**The problem**
Here, the job is to give back every entry below unchanged, omitting pictures.

**Supplied information**
* * * *
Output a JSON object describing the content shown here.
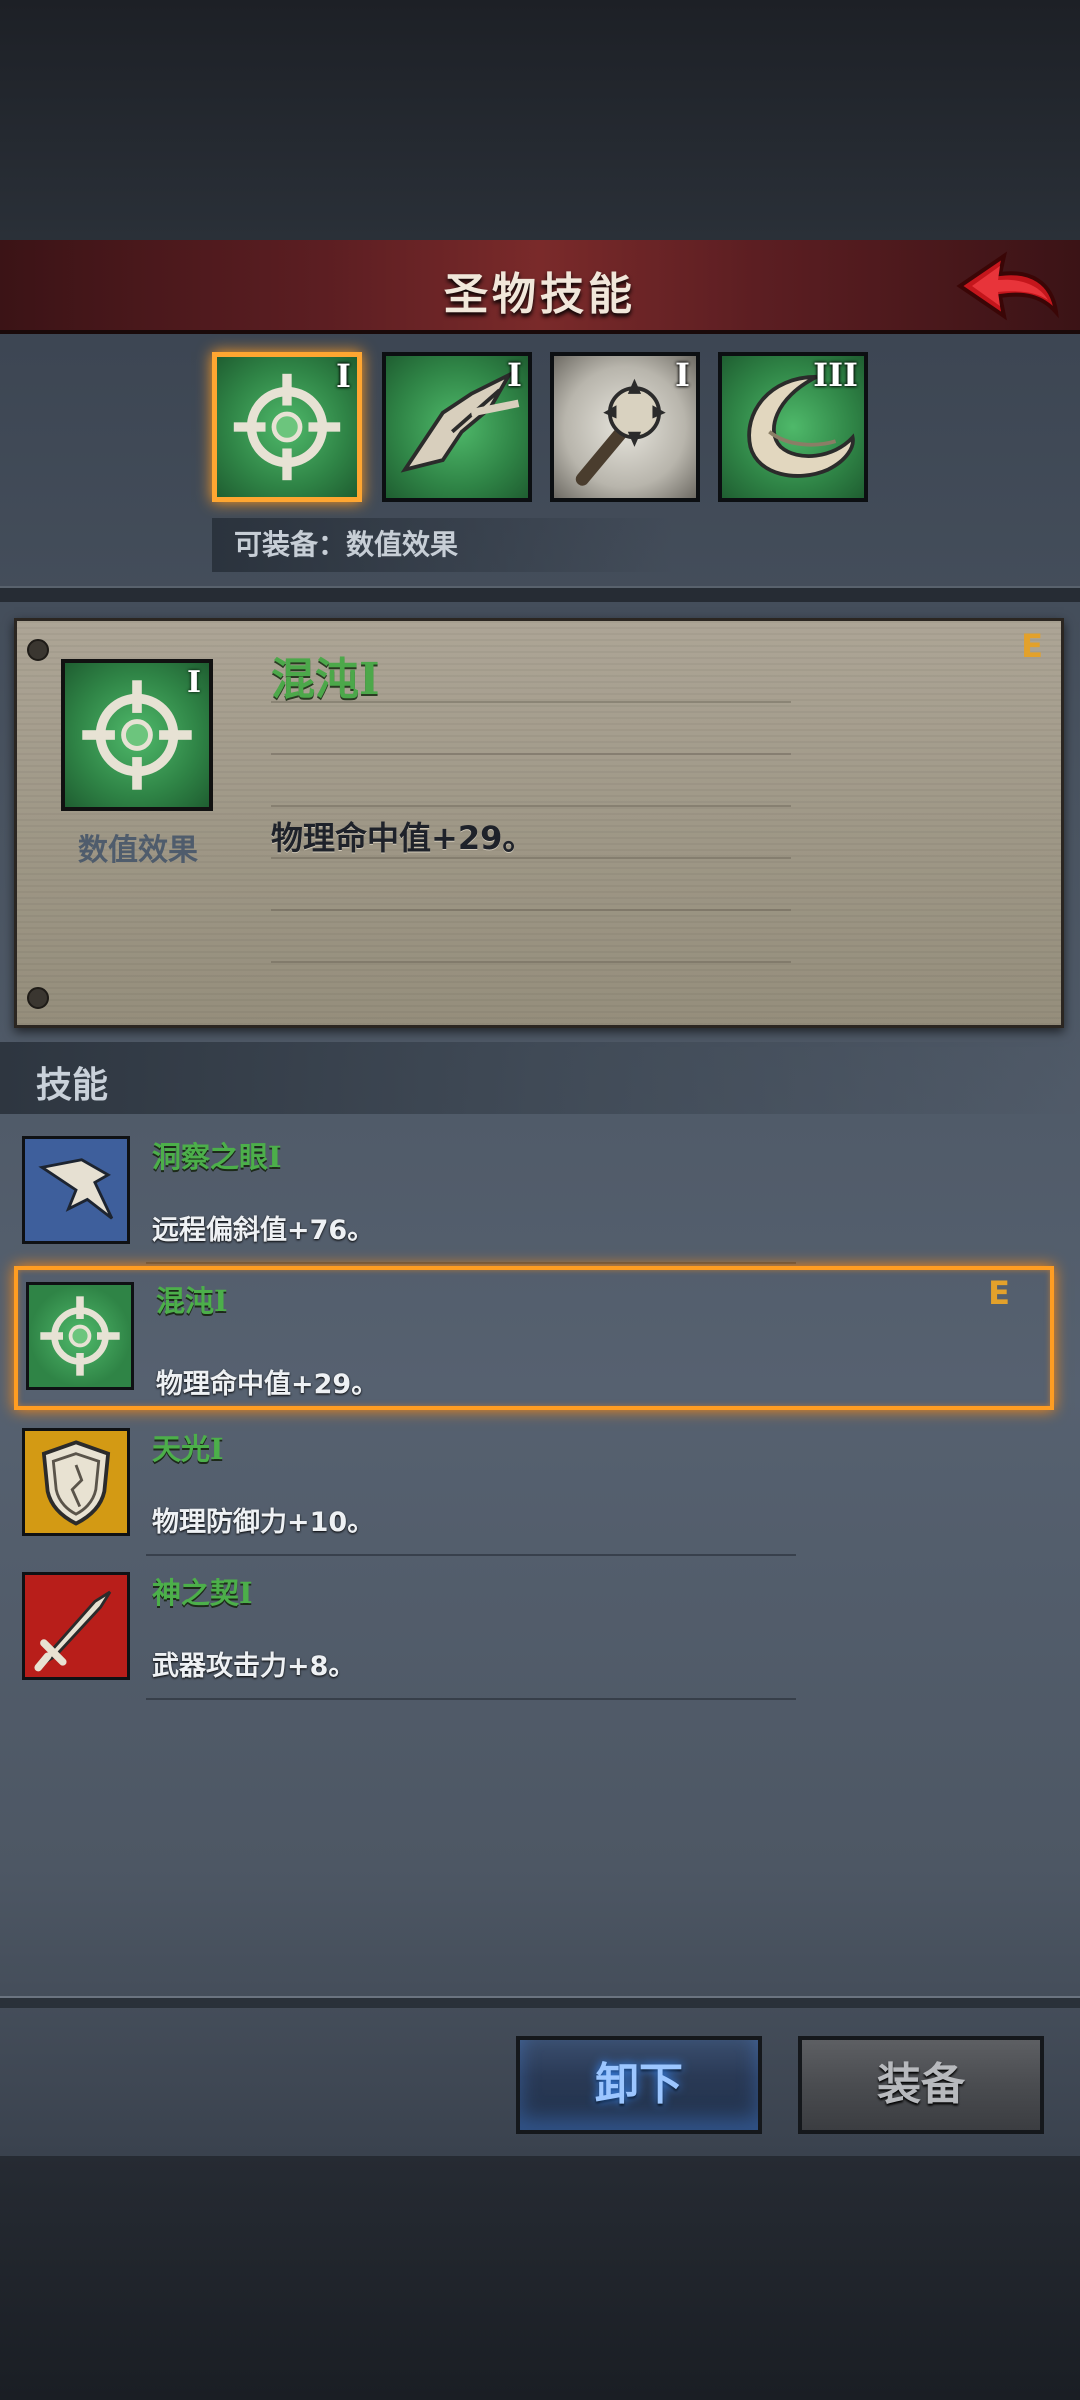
{
  "header": {
    "title": "圣物技能"
  },
  "relic_slots": [
    {
      "level": "I",
      "icon": "crosshair-icon",
      "selected": true
    },
    {
      "level": "I",
      "icon": "bird-feather-icon",
      "selected": false
    },
    {
      "level": "I",
      "icon": "spiked-mace-icon",
      "selected": false
    },
    {
      "level": "III",
      "icon": "horn-icon",
      "selected": false
    }
  ],
  "equip_hint": "可装备：数值效果",
  "detail": {
    "name": "混沌",
    "level": "I",
    "category": "数值效果",
    "equipped_mark": "E",
    "description": "物理命中值+29。"
  },
  "skills_section": {
    "title": "技能",
    "items": [
      {
        "name": "洞察之眼",
        "level": "I",
        "description": "远程偏斜值+76。",
        "icon": "hawk-icon",
        "icon_bg": "#3e5f9c",
        "equipped": false
      },
      {
        "name": "混沌",
        "level": "I",
        "description": "物理命中值+29。",
        "icon": "crosshair-icon",
        "icon_bg": "#2f8446",
        "equipped": true,
        "equipped_mark": "E"
      },
      {
        "name": "天光",
        "level": "I",
        "description": "物理防御力+10。",
        "icon": "shield-icon",
        "icon_bg": "#d39a14",
        "equipped": false
      },
      {
        "name": "神之契",
        "level": "I",
        "description": "武器攻击力+8。",
        "icon": "sword-icon",
        "icon_bg": "#b81e1a",
        "equipped": false
      }
    ]
  },
  "buttons": {
    "unequip": "卸下",
    "equip": "装备"
  },
  "colors": {
    "accent_orange": "#ff9d22",
    "skill_name_green": "#4caf4a",
    "header_red": "#7a2a2a"
  }
}
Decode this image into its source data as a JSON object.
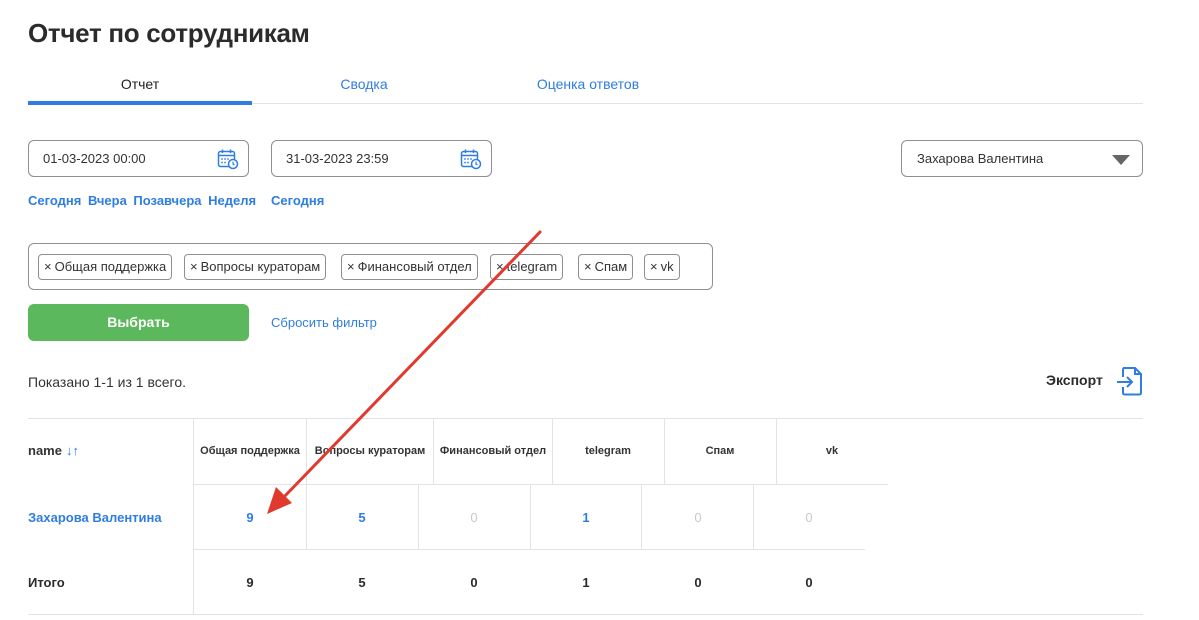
{
  "page": {
    "title": "Отчет по сотрудникам"
  },
  "tabs": [
    {
      "label": "Отчет",
      "active": true
    },
    {
      "label": "Сводка",
      "active": false
    },
    {
      "label": "Оценка ответов",
      "active": false
    }
  ],
  "filters": {
    "date_from": "01-03-2023 00:00",
    "date_to": "31-03-2023 23:59",
    "quick_from": [
      "Сегодня",
      "Вчера",
      "Позавчера",
      "Неделя"
    ],
    "quick_to": [
      "Сегодня"
    ],
    "employee": "Захарова Валентина",
    "tags": [
      "Общая поддержка",
      "Вопросы кураторам",
      "Финансовый отдел",
      "telegram",
      "Спам",
      "vk"
    ],
    "tag_remove_symbol": "×",
    "select_button": "Выбрать",
    "reset_link": "Сбросить фильтр"
  },
  "summary": {
    "shown_text": "Показано 1-1 из 1 всего.",
    "export_label": "Экспорт"
  },
  "table": {
    "name_header": "name",
    "sort_symbol": "↓↑",
    "columns": [
      "Общая поддержка",
      "Вопросы кураторам",
      "Финансовый отдел",
      "telegram",
      "Спам",
      "vk"
    ],
    "rows": [
      {
        "name": "Захарова Валентина",
        "values": [
          "9",
          "5",
          "0",
          "1",
          "0",
          "0"
        ]
      }
    ],
    "total": {
      "label": "Итого",
      "values": [
        "9",
        "5",
        "0",
        "1",
        "0",
        "0"
      ]
    }
  },
  "colors": {
    "accent": "#2f7de1",
    "button_green": "#5cb85c",
    "annotation_arrow": "#e03a2f"
  },
  "icons": {
    "calendar": "calendar-icon",
    "dropdown": "caret-down-icon",
    "export": "export-file-icon",
    "sort": "sort-icon"
  }
}
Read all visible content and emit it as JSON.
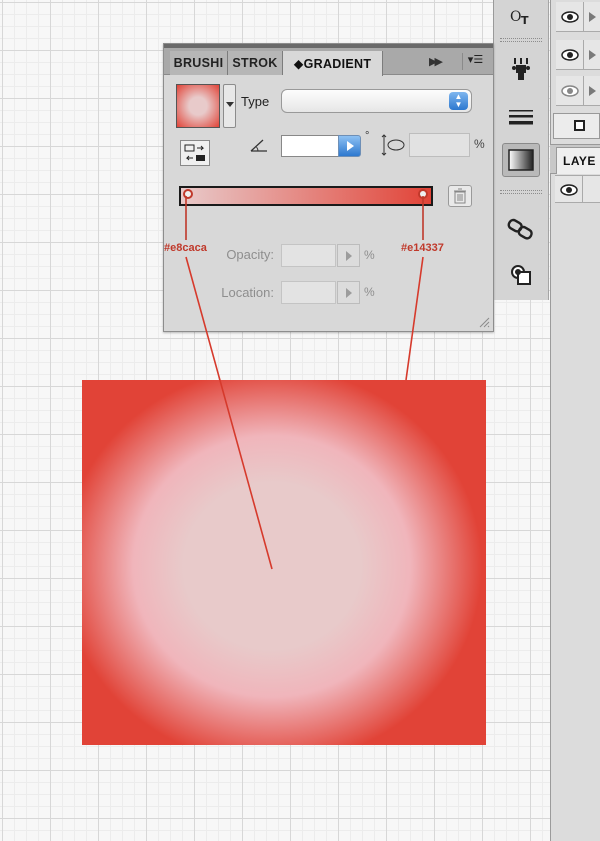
{
  "panel": {
    "tabs": [
      {
        "label": "BRUSHI"
      },
      {
        "label": "STROK"
      },
      {
        "label": "◆GRADIENT"
      }
    ],
    "type_label": "Type",
    "type_value": "",
    "angle_value": "",
    "degree_symbol": "°",
    "aspect_value": "",
    "percent_symbol": "%",
    "opacity_label": "Opacity:",
    "opacity_value": "",
    "location_label": "Location:",
    "location_value": ""
  },
  "gradient": {
    "stop_start_color": "#e8caca",
    "stop_end_color": "#e14337"
  },
  "annotations": {
    "start_color_label": "#e8caca",
    "end_color_label": "#e14337"
  },
  "layers_panel": {
    "tab_label": "LAYE"
  },
  "icons": [
    "eye-icon",
    "type-tool-icon",
    "symbol-sprayer-icon",
    "stroke-lines-icon",
    "gradient-icon",
    "links-icon",
    "appearance-icon",
    "angle-icon",
    "aspect-ratio-icon",
    "reverse-gradient-icon",
    "trash-icon",
    "resize-grip-icon"
  ]
}
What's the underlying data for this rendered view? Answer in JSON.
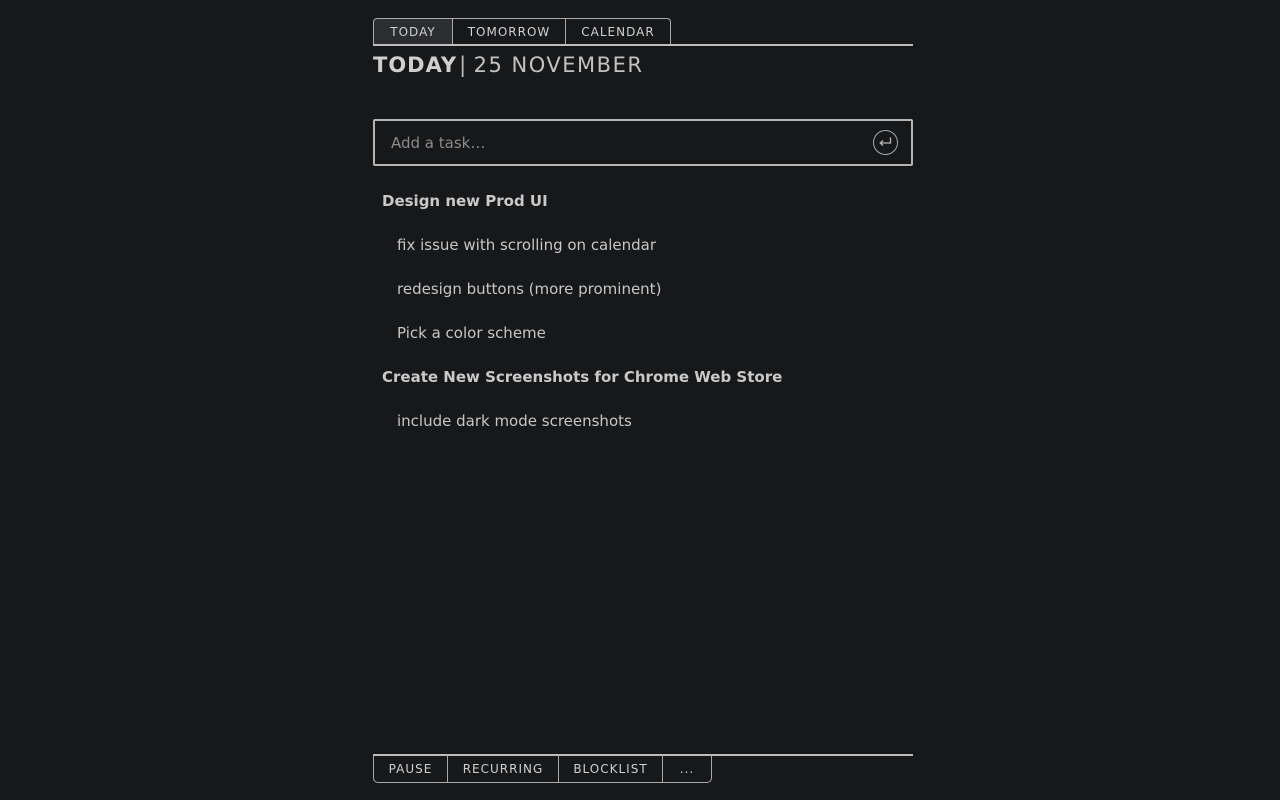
{
  "tabs": [
    {
      "label": "TODAY",
      "active": true
    },
    {
      "label": "TOMORROW",
      "active": false
    },
    {
      "label": "CALENDAR",
      "active": false
    }
  ],
  "heading": {
    "day": "TODAY",
    "separator": "|",
    "date": "25 NOVEMBER"
  },
  "task_input": {
    "placeholder": "Add a task…",
    "value": "",
    "submit_icon": "enter-return-icon"
  },
  "tasks": [
    {
      "text": "Design new Prod UI",
      "level": "parent"
    },
    {
      "text": "fix issue with scrolling on calendar",
      "level": "sub"
    },
    {
      "text": "redesign buttons (more prominent)",
      "level": "sub"
    },
    {
      "text": "Pick a color scheme",
      "level": "sub"
    },
    {
      "text": "Create New Screenshots for Chrome Web Store",
      "level": "parent"
    },
    {
      "text": "include dark mode screenshots",
      "level": "sub"
    }
  ],
  "bottom_tabs": [
    {
      "label": "PAUSE"
    },
    {
      "label": "RECURRING"
    },
    {
      "label": "BLOCKLIST"
    },
    {
      "label": "..."
    }
  ],
  "colors": {
    "background": "#17181a",
    "text": "#c8c8c8",
    "border": "#b5b5b5",
    "active_tab": "#2c2d30"
  }
}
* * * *
**Your solution**
Output a JSON object describing the content shown here.
{
  "header": {
    "title": "圣物技能"
  },
  "relic_slots": [
    {
      "level": "I",
      "icon": "crosshair-icon",
      "selected": true
    },
    {
      "level": "I",
      "icon": "bird-feather-icon",
      "selected": false
    },
    {
      "level": "I",
      "icon": "spiked-mace-icon",
      "selected": false
    },
    {
      "level": "III",
      "icon": "horn-icon",
      "selected": false
    }
  ],
  "equip_hint": "可装备：数值效果",
  "detail": {
    "name": "混沌",
    "level": "I",
    "category": "数值效果",
    "equipped_mark": "E",
    "description": "物理命中值+29。"
  },
  "skills_section": {
    "title": "技能",
    "items": [
      {
        "name": "洞察之眼",
        "level": "I",
        "description": "远程偏斜值+76。",
        "icon": "hawk-icon",
        "icon_bg": "#3e5f9c",
        "equipped": false
      },
      {
        "name": "混沌",
        "level": "I",
        "description": "物理命中值+29。",
        "icon": "crosshair-icon",
        "icon_bg": "#2f8446",
        "equipped": true,
        "equipped_mark": "E"
      },
      {
        "name": "天光",
        "level": "I",
        "description": "物理防御力+10。",
        "icon": "shield-icon",
        "icon_bg": "#d39a14",
        "equipped": false
      },
      {
        "name": "神之契",
        "level": "I",
        "description": "武器攻击力+8。",
        "icon": "sword-icon",
        "icon_bg": "#b81e1a",
        "equipped": false
      }
    ]
  },
  "buttons": {
    "unequip": "卸下",
    "equip": "装备"
  },
  "colors": {
    "accent_orange": "#ff9d22",
    "skill_name_green": "#4caf4a",
    "header_red": "#7a2a2a"
  }
}
Decode this image into its source data as a JSON object.
{
  "page": {
    "title": "Отчет по сотрудникам"
  },
  "tabs": [
    {
      "label": "Отчет",
      "active": true
    },
    {
      "label": "Сводка",
      "active": false
    },
    {
      "label": "Оценка ответов",
      "active": false
    }
  ],
  "filters": {
    "date_from": "01-03-2023 00:00",
    "date_to": "31-03-2023 23:59",
    "quick_from": [
      "Сегодня",
      "Вчера",
      "Позавчера",
      "Неделя"
    ],
    "quick_to": [
      "Сегодня"
    ],
    "employee": "Захарова Валентина",
    "tags": [
      "Общая поддержка",
      "Вопросы кураторам",
      "Финансовый отдел",
      "telegram",
      "Спам",
      "vk"
    ],
    "tag_remove_symbol": "×",
    "select_button": "Выбрать",
    "reset_link": "Сбросить фильтр"
  },
  "summary": {
    "shown_text": "Показано 1-1 из 1 всего.",
    "export_label": "Экспорт"
  },
  "table": {
    "name_header": "name",
    "sort_symbol": "↓↑",
    "columns": [
      "Общая поддержка",
      "Вопросы кураторам",
      "Финансовый отдел",
      "telegram",
      "Спам",
      "vk"
    ],
    "rows": [
      {
        "name": "Захарова Валентина",
        "values": [
          "9",
          "5",
          "0",
          "1",
          "0",
          "0"
        ]
      }
    ],
    "total": {
      "label": "Итого",
      "values": [
        "9",
        "5",
        "0",
        "1",
        "0",
        "0"
      ]
    }
  },
  "colors": {
    "accent": "#2f7de1",
    "button_green": "#5cb85c",
    "annotation_arrow": "#e03a2f"
  },
  "icons": {
    "calendar": "calendar-icon",
    "dropdown": "caret-down-icon",
    "export": "export-file-icon",
    "sort": "sort-icon"
  }
}
Read all visible content and emit it as JSON.
{
  "panel": {
    "tabs": [
      {
        "label": "BRUSHI"
      },
      {
        "label": "STROK"
      },
      {
        "label": "◆GRADIENT"
      }
    ],
    "type_label": "Type",
    "type_value": "",
    "angle_value": "",
    "degree_symbol": "°",
    "aspect_value": "",
    "percent_symbol": "%",
    "opacity_label": "Opacity:",
    "opacity_value": "",
    "location_label": "Location:",
    "location_value": ""
  },
  "gradient": {
    "stop_start_color": "#e8caca",
    "stop_end_color": "#e14337"
  },
  "annotations": {
    "start_color_label": "#e8caca",
    "end_color_label": "#e14337"
  },
  "layers_panel": {
    "tab_label": "LAYE"
  },
  "icons": [
    "eye-icon",
    "type-tool-icon",
    "symbol-sprayer-icon",
    "stroke-lines-icon",
    "gradient-icon",
    "links-icon",
    "appearance-icon",
    "angle-icon",
    "aspect-ratio-icon",
    "reverse-gradient-icon",
    "trash-icon",
    "resize-grip-icon"
  ]
}
What's the underlying data for this rendered view? Answer in JSON.
{
  "tabs": [
    {
      "label": "TODAY",
      "active": true
    },
    {
      "label": "TOMORROW",
      "active": false
    },
    {
      "label": "CALENDAR",
      "active": false
    }
  ],
  "heading": {
    "day": "TODAY",
    "separator": "|",
    "date": "25 NOVEMBER"
  },
  "task_input": {
    "placeholder": "Add a task…",
    "value": "",
    "submit_icon": "enter-return-icon"
  },
  "tasks": [
    {
      "text": "Design new Prod UI",
      "level": "parent"
    },
    {
      "text": "fix issue with scrolling on calendar",
      "level": "sub"
    },
    {
      "text": "redesign buttons (more prominent)",
      "level": "sub"
    },
    {
      "text": "Pick a color scheme",
      "level": "sub"
    },
    {
      "text": "Create New Screenshots for Chrome Web Store",
      "level": "parent"
    },
    {
      "text": "include dark mode screenshots",
      "level": "sub"
    }
  ],
  "bottom_tabs": [
    {
      "label": "PAUSE"
    },
    {
      "label": "RECURRING"
    },
    {
      "label": "BLOCKLIST"
    },
    {
      "label": "..."
    }
  ],
  "colors": {
    "background": "#17181a",
    "text": "#c8c8c8",
    "border": "#b5b5b5",
    "active_tab": "#2c2d30"
  }
}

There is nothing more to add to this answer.